from The American Heritage® Dictionary of the English Language, 4th Edition
- n. Any of various breeds of very small domestic fowl that are often miniatures of members of larger breeds.
- n. A small but aggressive and spirited person.
- adj. Diminutive; miniature.
- adj. Aggressive and spirited.
from Wiktionary, Creative Commons Attribution/Share-Alike License
- n. any of several small chickens, especially one that is a miniature version of another
- adj. small or miniature
- adj. spirited or aggressive
from the GNU version of the Collaborative International Dictionary of English
- n. A variety of small barnyard fowl, with feathered legs, probably brought from Bantam, a district of Java.
from The Century Dictionary and Cyclopedia
- n. A general name for a number of varieties of the common hen possessing the characteristic of very diminutive size.
- n. Same as Bantam-work.
- Pertaining to or resembling the bantam; of the breed of the bantam; hence, diminutive; puny; absurdly combative, or fussy and consequential.
from WordNet 3.0 Copyright 2006 by Princeton University. All rights reserved.
- n. any of various small breeds of fowl
- adj. very small
But about other matters, the bantam is belligerent.
The word bantam itself is not only of geographical significance but incites one to conjure images of fast-footed boxers and nimble wrestlers.
The bantam is the proudest cock in my little yard. '
By the use of new state-of-the-art techniques (most of them developed in the present study) the authors demonstrate that one specific miRNA (called bantam) recognizes and regulates the translation of the gene clock.
Told you my bantam was the form horse, didn't I? "
I doubt you could find a GOPer/conservaitve whose opinion on anything right now should be considered worthy of even bearing the classification of "bantam." vette gal
He pointed to the left breast of his polo shirt, which featured a bantam rooster before a stand of pines.

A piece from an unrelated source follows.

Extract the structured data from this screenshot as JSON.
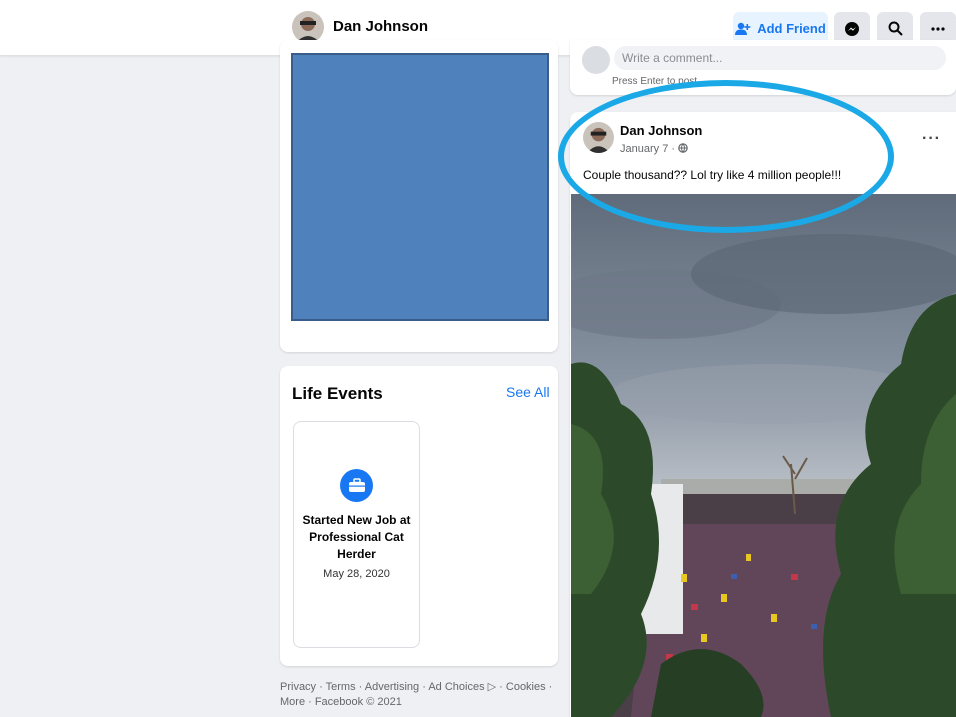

A convincing message with a bantam budget will whip a bulky budget with an unconvincing message every time.
Mr. Neal, who died Thursday at age 81, was described by more than one observer over the years as a "bantam rooster," the kind of chicken used in cockfights, and he was positively allergic to losing.
Today, Lloyd and his wife Lesley Creed run their own homestead in Bolinas, California where they tend an extensive organic garden and bantam chickens, grind their own wheat, make their own sourdough, spin their own wool, and continue to build their own structures most recently, a chicken coop with a living roof.